For the first few weeks of the training program we modified these runs slightly. Simon started his program at 45-60 minutes which was significantly less than we wanted to start our training at. We modified these runs by taking the total time we planned to run, subtracting Simon’s recommended time {always the higher end}, running the difference outside, then finishing up with Simon’s recommended time on the treadmill at an incline.
As the weeks progressed our progressive uphill runs were done completely on the treadmill.

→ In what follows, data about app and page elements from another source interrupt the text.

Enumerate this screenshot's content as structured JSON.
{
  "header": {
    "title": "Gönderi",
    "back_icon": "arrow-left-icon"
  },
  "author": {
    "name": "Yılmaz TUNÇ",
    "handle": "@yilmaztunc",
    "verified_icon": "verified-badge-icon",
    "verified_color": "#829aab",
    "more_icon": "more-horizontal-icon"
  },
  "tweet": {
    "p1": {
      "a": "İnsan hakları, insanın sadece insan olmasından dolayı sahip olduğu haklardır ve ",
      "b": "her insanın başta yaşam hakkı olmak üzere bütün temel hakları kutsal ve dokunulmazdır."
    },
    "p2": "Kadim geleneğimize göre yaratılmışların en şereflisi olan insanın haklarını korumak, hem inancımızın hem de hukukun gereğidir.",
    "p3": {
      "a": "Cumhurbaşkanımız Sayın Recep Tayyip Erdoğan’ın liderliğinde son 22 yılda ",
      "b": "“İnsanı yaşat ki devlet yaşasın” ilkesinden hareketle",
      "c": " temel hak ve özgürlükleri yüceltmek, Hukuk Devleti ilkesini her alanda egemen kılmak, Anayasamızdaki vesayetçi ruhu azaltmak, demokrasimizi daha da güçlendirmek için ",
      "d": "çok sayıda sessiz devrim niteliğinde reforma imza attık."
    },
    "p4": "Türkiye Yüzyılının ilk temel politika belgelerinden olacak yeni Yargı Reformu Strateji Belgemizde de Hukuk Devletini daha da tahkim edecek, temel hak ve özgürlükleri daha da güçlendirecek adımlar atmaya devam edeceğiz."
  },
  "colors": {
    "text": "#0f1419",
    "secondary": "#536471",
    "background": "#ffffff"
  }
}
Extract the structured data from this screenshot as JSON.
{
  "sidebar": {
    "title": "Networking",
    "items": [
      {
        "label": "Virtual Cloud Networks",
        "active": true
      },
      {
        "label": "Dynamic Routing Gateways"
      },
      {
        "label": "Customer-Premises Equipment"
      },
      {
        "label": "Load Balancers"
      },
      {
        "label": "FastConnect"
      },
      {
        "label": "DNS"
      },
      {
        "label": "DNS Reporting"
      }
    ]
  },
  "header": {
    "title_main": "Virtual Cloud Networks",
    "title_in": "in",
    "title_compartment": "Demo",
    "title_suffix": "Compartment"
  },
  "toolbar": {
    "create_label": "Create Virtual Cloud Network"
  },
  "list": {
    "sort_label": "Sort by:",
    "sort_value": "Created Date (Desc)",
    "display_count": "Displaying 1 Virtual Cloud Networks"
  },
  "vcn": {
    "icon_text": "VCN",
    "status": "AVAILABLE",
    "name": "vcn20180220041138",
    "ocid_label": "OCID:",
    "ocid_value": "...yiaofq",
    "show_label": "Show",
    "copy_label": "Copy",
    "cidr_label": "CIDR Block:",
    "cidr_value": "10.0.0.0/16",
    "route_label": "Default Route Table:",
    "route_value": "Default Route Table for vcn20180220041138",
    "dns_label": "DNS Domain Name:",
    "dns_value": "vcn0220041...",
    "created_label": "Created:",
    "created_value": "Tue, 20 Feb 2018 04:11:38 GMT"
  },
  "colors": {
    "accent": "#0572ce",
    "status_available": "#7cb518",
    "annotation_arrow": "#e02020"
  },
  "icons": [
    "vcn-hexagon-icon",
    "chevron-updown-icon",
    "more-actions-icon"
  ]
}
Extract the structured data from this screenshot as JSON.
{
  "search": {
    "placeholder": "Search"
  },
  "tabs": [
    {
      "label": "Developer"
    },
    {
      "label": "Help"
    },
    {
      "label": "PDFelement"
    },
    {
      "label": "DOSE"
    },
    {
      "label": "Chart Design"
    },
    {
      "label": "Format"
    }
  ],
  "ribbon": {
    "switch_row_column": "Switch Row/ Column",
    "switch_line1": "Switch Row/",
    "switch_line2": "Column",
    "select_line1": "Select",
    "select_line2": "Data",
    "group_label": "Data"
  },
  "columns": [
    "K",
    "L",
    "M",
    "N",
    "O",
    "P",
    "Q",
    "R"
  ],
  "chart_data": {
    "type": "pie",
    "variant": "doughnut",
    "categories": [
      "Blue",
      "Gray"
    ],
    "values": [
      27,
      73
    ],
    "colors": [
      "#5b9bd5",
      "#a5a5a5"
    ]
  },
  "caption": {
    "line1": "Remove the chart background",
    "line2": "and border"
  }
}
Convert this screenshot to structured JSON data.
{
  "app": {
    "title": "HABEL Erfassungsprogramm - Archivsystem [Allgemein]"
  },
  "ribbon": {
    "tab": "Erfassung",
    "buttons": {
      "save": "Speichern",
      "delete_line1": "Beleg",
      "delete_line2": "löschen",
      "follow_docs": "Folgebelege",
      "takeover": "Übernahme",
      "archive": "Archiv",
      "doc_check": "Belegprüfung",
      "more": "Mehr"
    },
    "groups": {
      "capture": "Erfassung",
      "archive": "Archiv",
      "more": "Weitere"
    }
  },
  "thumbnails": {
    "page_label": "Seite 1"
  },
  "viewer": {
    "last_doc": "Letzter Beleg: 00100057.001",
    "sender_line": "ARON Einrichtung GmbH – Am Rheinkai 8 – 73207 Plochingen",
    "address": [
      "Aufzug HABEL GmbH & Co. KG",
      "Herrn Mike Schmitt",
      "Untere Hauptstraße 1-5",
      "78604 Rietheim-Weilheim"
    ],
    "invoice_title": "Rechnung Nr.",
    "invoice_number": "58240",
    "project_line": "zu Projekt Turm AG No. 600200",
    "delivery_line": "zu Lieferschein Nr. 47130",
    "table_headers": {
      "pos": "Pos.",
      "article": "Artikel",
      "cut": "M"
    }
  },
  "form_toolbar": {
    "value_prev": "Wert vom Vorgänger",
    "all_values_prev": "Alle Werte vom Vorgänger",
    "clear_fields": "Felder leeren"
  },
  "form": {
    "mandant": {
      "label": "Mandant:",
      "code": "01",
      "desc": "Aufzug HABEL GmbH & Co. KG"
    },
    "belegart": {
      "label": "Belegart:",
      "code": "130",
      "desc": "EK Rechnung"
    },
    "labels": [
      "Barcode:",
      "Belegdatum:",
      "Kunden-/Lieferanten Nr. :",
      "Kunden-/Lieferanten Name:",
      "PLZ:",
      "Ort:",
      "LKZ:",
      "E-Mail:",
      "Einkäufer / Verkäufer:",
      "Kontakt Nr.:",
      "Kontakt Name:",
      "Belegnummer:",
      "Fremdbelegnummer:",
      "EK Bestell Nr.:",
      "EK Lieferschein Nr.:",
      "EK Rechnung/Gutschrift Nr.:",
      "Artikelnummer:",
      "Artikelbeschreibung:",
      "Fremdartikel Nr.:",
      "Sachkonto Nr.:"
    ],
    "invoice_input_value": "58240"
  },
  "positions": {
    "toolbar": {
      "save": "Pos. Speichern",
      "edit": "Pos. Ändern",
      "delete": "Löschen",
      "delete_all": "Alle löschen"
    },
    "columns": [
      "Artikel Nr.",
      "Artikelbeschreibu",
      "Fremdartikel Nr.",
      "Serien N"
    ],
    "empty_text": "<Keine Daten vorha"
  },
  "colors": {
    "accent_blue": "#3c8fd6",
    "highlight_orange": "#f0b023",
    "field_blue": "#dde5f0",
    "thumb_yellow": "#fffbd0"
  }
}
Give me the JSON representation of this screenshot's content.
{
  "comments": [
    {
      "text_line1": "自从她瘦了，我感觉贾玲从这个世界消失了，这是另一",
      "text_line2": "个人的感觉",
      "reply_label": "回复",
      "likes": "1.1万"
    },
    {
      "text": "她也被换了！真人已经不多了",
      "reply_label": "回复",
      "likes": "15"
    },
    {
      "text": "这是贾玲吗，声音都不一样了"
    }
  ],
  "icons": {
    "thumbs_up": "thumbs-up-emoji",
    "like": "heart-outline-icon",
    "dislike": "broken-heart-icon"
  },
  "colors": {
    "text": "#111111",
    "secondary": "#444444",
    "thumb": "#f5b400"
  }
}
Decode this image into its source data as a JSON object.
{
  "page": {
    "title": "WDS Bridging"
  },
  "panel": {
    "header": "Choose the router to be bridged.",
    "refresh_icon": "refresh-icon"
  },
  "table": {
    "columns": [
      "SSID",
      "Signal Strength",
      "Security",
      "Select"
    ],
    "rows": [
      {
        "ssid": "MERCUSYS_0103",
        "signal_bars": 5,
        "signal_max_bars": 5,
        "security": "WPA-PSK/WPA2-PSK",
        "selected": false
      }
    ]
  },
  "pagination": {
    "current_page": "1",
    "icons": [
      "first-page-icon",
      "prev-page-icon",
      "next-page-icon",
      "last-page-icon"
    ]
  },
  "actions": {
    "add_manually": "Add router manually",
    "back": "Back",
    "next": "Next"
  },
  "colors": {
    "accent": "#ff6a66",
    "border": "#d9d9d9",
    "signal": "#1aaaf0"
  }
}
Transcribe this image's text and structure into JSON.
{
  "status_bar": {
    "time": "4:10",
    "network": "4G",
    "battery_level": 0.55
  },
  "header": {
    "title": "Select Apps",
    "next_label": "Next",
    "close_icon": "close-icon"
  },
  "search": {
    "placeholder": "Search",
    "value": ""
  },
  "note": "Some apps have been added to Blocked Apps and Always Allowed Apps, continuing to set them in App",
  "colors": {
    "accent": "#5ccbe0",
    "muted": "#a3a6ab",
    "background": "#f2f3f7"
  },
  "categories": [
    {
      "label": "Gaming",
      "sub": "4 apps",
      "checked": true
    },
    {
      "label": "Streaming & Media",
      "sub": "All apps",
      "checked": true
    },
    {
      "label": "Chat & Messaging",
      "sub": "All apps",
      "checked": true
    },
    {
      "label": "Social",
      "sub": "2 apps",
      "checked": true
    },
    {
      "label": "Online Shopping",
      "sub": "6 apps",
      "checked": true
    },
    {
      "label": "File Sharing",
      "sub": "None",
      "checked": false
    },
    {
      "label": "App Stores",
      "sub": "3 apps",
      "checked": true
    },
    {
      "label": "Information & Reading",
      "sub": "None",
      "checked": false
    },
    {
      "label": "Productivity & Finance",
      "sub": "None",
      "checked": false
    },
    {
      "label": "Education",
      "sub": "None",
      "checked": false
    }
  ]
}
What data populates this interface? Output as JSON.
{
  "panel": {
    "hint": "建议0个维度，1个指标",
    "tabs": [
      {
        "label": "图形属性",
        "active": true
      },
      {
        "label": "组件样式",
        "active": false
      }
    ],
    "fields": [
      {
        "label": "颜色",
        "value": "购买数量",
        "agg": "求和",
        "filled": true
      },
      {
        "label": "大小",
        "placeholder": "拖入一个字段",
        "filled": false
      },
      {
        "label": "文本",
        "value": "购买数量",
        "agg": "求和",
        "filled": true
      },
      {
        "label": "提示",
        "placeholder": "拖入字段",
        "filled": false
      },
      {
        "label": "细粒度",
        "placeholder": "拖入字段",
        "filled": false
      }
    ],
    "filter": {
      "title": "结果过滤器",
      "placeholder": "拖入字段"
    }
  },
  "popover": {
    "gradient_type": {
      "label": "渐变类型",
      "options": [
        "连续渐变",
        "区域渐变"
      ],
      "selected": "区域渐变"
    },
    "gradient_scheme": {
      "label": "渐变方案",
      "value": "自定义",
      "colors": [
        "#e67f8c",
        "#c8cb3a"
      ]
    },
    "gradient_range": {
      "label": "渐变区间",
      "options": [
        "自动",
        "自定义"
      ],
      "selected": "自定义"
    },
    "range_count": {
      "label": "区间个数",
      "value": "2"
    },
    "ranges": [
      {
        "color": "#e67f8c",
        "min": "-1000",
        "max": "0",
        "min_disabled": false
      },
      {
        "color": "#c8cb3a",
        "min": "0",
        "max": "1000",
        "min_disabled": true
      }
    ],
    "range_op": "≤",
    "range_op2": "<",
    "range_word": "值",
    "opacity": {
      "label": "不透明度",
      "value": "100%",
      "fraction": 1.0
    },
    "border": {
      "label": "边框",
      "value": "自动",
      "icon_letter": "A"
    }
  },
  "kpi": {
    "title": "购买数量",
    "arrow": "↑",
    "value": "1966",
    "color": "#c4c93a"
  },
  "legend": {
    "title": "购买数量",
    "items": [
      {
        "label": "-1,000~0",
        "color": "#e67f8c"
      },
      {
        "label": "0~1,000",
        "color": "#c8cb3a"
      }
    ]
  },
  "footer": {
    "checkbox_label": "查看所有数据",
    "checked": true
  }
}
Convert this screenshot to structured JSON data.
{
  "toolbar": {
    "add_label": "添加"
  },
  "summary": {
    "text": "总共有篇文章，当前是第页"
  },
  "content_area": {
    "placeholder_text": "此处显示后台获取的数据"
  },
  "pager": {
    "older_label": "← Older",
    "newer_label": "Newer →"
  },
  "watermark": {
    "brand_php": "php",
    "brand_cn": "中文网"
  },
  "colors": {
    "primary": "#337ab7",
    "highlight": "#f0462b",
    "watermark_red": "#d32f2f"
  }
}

This means we actually had to fuel while in the gym at the treadmills. People probably thought we were weirdos. By the time we were at 3+ hours on the treadmill I was eating a quarter square of PB&J every hour. I got a few awkward glances. Oh well 🙂
Here’s a summary of the progressive uphill runs:

  • Week 1: 14.73 miles, 2 hours 45 minutes total {135 minutes outside & 30 minutes treadmill}, treadmill incline 6-8%
  • Week 2:15.75 miles, 3 hours {110 minutes outside & 70 minutes treadmill}, treadmill incline 6-8%, 1,678 ft climb
  • Week 3: 17.98 miles, 3 hours 30 minutes total {80 minutes outside, 50 minutes elliptical, & 80 minutes treadmill}, treadmill incline 6-8%
  • Week 4: 19.73 miles, 4 hours {150 minutes outside & 90 minutes treadmill}, treadmill incline 10-12%, 2,801 ft climb
  • Week 5: Rest Week {I was out of town}
  • Week 6: 12.6 miles, 3 hours 45 minutes {all treadmill}, 10-12% incline, 7,138 ft climb
  • Week 7: Not able to do normal long run, so we broke it up into two back-to-back days. Friday– 5.1 miles, 90 minutes {treadmill}, 10-12% incline, 2,847 ft climb. Saturday– 11.8 miles, 135 minutes {trail run} 
  • Week 8: 13.45 miles, 4 hours {treadmill}, 10-12% incline, 7,656 ft climb
  • Week 9: Taper week! 5 miles, 90 minutes {treadmill}, 10-12% incline, 2,795 ft climb

Everything Else

The rest of the training days were pretty normal. Every week I rested, had shorter maintenance runs, did strength training or HIIT. There were some bike rides. I did some yoga. Lots of stretching and form rolling. 

Let’s Go!

Like I said at the beginning– it’s been a tough training cycle. But for a race like Pike’s Peak Ascent, there’s no winging it, at least for us flatlanders. We’ve put in the miles. We’ve put in the minutes. We’ve put in the elevation. 

Weeks 6 and 8 made me feel super confident for race day. I finished those progressive uphill runs feeling tired {as expected} but not “dead”. I felt that the distance covered and elevation gained was representative of what to expect race day. 

As we head into this final week I’d love any positive thoughts and vibes you want to send my way 🙂 And please, please, please– don’t bring up the altitude {see my expected reaction here}! 

Your turn! What are you training for right now? What is your favorite mantra for when things get tough? 

This post is linked up with #TheFitDish and Tuesday’s on the Run. Stop by and check ’em out 🙂

Leave a Reply

Fill in your details below or click an icon to log in: Logo

You are commenting using your account. Log Out /  Change )

Google photo

You are commenting using your Google account. Log Out /  Change )

Twitter picture

You are commenting using your Twitter account. Log Out /  Change )

Facebook photo

You are commenting using your Facebook account. Log Out /  Change )

Connecting to %s